### Task directions
Your job is to write out each record precisely as it stands.

### Record extracts

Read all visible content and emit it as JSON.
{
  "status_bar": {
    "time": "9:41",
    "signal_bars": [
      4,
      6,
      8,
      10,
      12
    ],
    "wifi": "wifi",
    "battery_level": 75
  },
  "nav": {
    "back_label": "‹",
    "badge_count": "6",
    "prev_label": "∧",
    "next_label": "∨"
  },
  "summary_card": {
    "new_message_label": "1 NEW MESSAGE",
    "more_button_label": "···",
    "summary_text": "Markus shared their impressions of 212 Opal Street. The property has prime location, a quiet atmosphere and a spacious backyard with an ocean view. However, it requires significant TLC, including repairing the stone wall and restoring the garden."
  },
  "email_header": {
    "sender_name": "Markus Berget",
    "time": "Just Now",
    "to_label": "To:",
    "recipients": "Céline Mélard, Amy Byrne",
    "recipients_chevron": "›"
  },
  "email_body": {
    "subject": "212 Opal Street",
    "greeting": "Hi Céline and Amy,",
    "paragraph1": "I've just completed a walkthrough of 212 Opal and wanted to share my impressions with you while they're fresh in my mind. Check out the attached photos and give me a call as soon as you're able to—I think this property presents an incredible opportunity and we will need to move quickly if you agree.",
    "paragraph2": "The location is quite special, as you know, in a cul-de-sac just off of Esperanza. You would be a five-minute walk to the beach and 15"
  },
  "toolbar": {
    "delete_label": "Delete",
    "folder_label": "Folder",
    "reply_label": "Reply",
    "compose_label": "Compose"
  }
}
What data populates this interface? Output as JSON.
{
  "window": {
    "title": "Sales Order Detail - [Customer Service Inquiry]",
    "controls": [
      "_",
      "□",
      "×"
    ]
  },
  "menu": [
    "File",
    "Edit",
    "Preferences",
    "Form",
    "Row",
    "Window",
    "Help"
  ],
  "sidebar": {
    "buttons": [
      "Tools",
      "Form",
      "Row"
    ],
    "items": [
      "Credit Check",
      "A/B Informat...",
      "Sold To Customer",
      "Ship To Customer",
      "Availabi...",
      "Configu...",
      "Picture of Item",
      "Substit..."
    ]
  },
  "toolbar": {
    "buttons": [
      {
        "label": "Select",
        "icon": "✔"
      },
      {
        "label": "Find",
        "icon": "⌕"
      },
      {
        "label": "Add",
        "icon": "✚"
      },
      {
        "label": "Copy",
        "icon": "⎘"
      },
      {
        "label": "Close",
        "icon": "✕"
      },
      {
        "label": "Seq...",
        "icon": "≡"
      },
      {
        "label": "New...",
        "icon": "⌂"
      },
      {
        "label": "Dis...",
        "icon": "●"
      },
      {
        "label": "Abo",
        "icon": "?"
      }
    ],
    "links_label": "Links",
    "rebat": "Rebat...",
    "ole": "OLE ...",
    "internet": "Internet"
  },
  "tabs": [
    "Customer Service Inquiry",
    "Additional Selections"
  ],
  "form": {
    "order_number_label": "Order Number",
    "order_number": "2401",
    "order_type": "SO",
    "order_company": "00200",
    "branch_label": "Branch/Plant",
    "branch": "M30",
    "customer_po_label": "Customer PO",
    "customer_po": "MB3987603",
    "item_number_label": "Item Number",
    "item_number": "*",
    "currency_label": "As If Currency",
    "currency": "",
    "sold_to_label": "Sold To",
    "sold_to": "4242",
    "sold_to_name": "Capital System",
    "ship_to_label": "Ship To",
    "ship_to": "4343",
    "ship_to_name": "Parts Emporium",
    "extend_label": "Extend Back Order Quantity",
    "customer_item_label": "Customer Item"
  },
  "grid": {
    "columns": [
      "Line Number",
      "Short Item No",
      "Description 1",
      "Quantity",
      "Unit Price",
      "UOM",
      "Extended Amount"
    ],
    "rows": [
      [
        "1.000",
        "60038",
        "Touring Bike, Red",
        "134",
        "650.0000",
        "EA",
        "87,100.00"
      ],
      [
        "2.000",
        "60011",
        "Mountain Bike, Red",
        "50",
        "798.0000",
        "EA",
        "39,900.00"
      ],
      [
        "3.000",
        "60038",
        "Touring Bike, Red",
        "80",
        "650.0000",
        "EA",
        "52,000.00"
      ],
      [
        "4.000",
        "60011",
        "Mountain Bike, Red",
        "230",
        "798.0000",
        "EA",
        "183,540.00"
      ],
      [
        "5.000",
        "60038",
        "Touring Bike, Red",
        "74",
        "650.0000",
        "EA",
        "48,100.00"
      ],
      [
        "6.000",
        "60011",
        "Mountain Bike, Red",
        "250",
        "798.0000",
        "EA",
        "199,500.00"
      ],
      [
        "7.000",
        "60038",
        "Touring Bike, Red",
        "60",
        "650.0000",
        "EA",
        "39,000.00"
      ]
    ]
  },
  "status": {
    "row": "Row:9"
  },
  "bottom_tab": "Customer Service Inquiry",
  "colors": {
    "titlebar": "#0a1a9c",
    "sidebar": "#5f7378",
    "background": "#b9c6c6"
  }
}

### Exercise result
Read all visible content and emit it as JSON.
{
  "status_bar": {
    "time": "9:41",
    "signal_bars": [
      4,
      6,
      8,
      10,
      12
    ],
    "wifi": "wifi",
    "battery_level": 75
  },
  "nav": {
    "back_label": "‹",
    "badge_count": "6",
    "prev_label": "∧",
    "next_label": "∨"
  },
  "summary_card": {
    "new_message_label": "1 NEW MESSAGE",
    "more_button_label": "···",
    "summary_text": "Markus shared their impressions of 212 Opal Street. The property has prime location, a quiet atmosphere and a spacious backyard with an ocean view. However, it requires significant TLC, including repairing the stone wall and restoring the garden."
  },
  "email_header": {
    "sender_name": "Markus Berget",
    "time": "Just Now",
    "to_label": "To:",
    "recipients": "Céline Mélard, Amy Byrne",
    "recipients_chevron": "›"
  },
  "email_body": {
    "subject": "212 Opal Street",
    "greeting": "Hi Céline and Amy,",
    "paragraph1": "I've just completed a walkthrough of 212 Opal and wanted to share my impressions with you while they're fresh in my mind. Check out the attached photos and give me a call as soon as you're able to—I think this property presents an incredible opportunity and we will need to move quickly if you agree.",
    "paragraph2": "The location is quite special, as you know, in a cul-de-sac just off of Esperanza. You would be a five-minute walk to the beach and 15"
  },
  "toolbar": {
    "delete_label": "Delete",
    "folder_label": "Folder",
    "reply_label": "Reply",
    "compose_label": "Compose"
  }
}
What data populates this interface? Output as JSON.
{
  "window": {
    "title": "Sales Order Detail - [Customer Service Inquiry]",
    "controls": [
      "_",
      "□",
      "×"
    ]
  },
  "menu": [
    "File",
    "Edit",
    "Preferences",
    "Form",
    "Row",
    "Window",
    "Help"
  ],
  "sidebar": {
    "buttons": [
      "Tools",
      "Form",
      "Row"
    ],
    "items": [
      "Credit Check",
      "A/B Informat...",
      "Sold To Customer",
      "Ship To Customer",
      "Availabi...",
      "Configu...",
      "Picture of Item",
      "Substit..."
    ]
  },
  "toolbar": {
    "buttons": [
      {
        "label": "Select",
        "icon": "✔"
      },
      {
        "label": "Find",
        "icon": "⌕"
      },
      {
        "label": "Add",
        "icon": "✚"
      },
      {
        "label": "Copy",
        "icon": "⎘"
      },
      {
        "label": "Close",
        "icon": "✕"
      },
      {
        "label": "Seq...",
        "icon": "≡"
      },
      {
        "label": "New...",
        "icon": "⌂"
      },
      {
        "label": "Dis...",
        "icon": "●"
      },
      {
        "label": "Abo",
        "icon": "?"
      }
    ],
    "links_label": "Links",
    "rebat": "Rebat...",
    "ole": "OLE ...",
    "internet": "Internet"
  },
  "tabs": [
    "Customer Service Inquiry",
    "Additional Selections"
  ],
  "form": {
    "order_number_label": "Order Number",
    "order_number": "2401",
    "order_type": "SO",
    "order_company": "00200",
    "branch_label": "Branch/Plant",
    "branch": "M30",
    "customer_po_label": "Customer PO",
    "customer_po": "MB3987603",
    "item_number_label": "Item Number",
    "item_number": "*",
    "currency_label": "As If Currency",
    "currency": "",
    "sold_to_label": "Sold To",
    "sold_to": "4242",
    "sold_to_name": "Capital System",
    "ship_to_label": "Ship To",
    "ship_to": "4343",
    "ship_to_name": "Parts Emporium",
    "extend_label": "Extend Back Order Quantity",
    "customer_item_label": "Customer Item"
  },
  "grid": {
    "columns": [
      "Line Number",
      "Short Item No",
      "Description 1",
      "Quantity",
      "Unit Price",
      "UOM",
      "Extended Amount"
    ],
    "rows": [
      [
        "1.000",
        "60038",
        "Touring Bike, Red",
        "134",
        "650.0000",
        "EA",
        "87,100.00"
      ],
      [
        "2.000",
        "60011",
        "Mountain Bike, Red",
        "50",
        "798.0000",
        "EA",
        "39,900.00"
      ],
      [
        "3.000",
        "60038",
        "Touring Bike, Red",
        "80",
        "650.0000",
        "EA",
        "52,000.00"
      ],
      [
        "4.000",
        "60011",
        "Mountain Bike, Red",
        "230",
        "798.0000",
        "EA",
        "183,540.00"
      ],
      [
        "5.000",
        "60038",
        "Touring Bike, Red",
        "74",
        "650.0000",
        "EA",
        "48,100.00"
      ],
      [
        "6.000",
        "60011",
        "Mountain Bike, Red",
        "250",
        "798.0000",
        "EA",
        "199,500.00"
      ],
      [
        "7.000",
        "60038",
        "Touring Bike, Red",
        "60",
        "650.0000",
        "EA",
        "39,000.00"
      ]
    ]
  },
  "status": {
    "row": "Row:9"
  },
  "bottom_tab": "Customer Service Inquiry",
  "colors": {
    "titlebar": "#0a1a9c",
    "sidebar": "#5f7378",
    "background": "#b9c6c6"
  }
}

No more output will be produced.